Now I'm thinking that hyperlinks may just confuse most visitors. I'm thinking of just putting related links at the bottom of an article instead.
Do any of you have ideas on this?
With my own links, I try to work a brief explanation into the text. No, not "click here" - although I might have a few of those left over from years past, too ;-) - but something like, "In an earlier article, we discussed..." On my main content site, a lot of the information is inter-related and going back to give a full explanation of something that's written about somewhere else would get burdensome (both for me and for regular readers, who'd have to read the same stuff over and over!). If it's to something that involves the entire new article, I might put a link to it at the end (or at the beginning, if it's something that would be useful to read first), but often it's something that speaks to one particular statement or paragraph and I want to keep it connected with that in the reader's mind.
One thing I have done most likely isn't the best thing for affiliate income, but I've done it, anyway. That's taking any product or ad links out of the text and having them all as recognizable ads on the page. I do put links on the page to items that are relevant to that article/review/news, but I don't use plain text links within the text as I used to. This was really in response to what I talked about in the first paragraph - I don't want readers to have to worry that they might end up looking at an ad if they click on a hyperlink, in large part because the links are important to the content of the site and I want visitors to follow them freely.
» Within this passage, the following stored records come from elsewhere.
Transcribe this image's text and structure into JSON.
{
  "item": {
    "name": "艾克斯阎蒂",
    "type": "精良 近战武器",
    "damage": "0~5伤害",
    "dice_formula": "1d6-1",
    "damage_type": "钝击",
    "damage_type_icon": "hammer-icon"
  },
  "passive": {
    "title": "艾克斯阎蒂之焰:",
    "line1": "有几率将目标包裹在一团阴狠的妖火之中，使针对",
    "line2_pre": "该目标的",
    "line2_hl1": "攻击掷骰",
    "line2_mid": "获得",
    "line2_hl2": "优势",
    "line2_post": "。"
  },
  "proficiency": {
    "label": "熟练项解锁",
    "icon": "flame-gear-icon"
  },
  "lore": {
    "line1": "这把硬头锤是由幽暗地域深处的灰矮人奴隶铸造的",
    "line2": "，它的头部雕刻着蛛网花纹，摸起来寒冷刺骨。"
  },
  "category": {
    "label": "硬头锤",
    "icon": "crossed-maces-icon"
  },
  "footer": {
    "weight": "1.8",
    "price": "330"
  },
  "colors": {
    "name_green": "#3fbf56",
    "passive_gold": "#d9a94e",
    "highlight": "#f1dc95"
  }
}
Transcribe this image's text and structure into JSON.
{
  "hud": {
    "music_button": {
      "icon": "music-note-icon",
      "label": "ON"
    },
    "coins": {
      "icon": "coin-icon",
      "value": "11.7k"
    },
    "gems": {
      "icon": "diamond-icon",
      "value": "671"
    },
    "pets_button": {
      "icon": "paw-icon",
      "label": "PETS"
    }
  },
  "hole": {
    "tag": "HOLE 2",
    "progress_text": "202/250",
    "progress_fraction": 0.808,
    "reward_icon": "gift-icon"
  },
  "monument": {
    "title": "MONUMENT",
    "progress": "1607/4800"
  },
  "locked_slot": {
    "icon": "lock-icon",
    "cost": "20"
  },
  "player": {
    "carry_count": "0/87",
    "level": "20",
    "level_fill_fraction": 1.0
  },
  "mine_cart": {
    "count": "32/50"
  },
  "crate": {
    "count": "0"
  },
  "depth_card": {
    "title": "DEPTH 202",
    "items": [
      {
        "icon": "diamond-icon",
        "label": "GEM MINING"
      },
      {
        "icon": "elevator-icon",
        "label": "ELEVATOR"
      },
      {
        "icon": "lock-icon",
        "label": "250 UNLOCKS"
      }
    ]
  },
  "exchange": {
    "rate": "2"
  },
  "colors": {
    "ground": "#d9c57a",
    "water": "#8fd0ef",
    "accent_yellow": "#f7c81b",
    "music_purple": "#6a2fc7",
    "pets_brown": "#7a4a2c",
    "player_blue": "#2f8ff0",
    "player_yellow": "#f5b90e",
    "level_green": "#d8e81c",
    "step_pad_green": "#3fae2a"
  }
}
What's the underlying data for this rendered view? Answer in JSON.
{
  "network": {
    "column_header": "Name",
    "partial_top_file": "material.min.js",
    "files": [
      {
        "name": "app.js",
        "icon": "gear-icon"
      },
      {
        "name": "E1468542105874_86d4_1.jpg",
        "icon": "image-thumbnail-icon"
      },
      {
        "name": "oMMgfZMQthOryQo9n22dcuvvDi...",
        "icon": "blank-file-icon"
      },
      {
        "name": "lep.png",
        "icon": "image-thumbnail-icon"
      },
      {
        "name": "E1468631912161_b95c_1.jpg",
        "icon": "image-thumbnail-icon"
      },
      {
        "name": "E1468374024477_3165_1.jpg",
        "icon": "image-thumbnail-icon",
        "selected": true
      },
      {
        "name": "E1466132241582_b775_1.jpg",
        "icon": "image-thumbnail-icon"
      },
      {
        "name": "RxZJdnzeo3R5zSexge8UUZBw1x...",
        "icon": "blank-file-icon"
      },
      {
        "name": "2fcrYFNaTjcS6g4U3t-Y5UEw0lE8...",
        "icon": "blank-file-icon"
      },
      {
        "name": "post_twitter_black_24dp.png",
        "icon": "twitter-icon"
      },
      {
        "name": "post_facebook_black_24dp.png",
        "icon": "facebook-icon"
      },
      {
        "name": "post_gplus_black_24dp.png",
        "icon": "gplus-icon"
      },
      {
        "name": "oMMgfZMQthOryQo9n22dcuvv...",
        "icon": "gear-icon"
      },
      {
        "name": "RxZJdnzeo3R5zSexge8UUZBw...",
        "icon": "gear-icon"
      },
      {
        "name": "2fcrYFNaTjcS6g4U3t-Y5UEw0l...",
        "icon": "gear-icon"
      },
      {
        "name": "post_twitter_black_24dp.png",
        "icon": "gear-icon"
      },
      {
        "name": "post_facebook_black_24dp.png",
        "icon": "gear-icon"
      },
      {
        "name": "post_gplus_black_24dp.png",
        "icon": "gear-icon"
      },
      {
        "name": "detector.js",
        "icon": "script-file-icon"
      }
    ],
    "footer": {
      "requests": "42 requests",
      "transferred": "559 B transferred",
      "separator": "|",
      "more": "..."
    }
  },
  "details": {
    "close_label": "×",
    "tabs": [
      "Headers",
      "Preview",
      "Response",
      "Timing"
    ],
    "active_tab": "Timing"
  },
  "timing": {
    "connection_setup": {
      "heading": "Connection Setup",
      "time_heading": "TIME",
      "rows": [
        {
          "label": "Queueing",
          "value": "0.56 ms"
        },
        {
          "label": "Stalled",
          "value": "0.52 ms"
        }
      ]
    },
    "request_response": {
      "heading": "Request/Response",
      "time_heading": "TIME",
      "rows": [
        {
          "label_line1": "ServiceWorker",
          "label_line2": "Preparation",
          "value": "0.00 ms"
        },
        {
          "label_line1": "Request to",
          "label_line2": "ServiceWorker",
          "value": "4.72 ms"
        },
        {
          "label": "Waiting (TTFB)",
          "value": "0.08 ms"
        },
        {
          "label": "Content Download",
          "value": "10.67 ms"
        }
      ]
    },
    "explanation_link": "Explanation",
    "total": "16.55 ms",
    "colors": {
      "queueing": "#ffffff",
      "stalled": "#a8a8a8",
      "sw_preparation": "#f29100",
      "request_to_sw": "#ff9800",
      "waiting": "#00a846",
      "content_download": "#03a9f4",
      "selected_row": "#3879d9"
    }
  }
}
In fact, when I made that change, I put it on the site as a stated policy so no one would have to wonder.
--I very seldom use hyperlinks in the text to link to anything on another site ("very seldom" is a hedge - I can't hink of any, but may be forgetting something). I always make those very identifiable links, although I do put them on pages where they're relevant to the content.
I know some sites, Wikipedia being a good example, that use different formatting for external links as for internal links.
It's appropriate and sensible, a natural progression from the printed references in printed reference books (qv) which refer readers to related articles.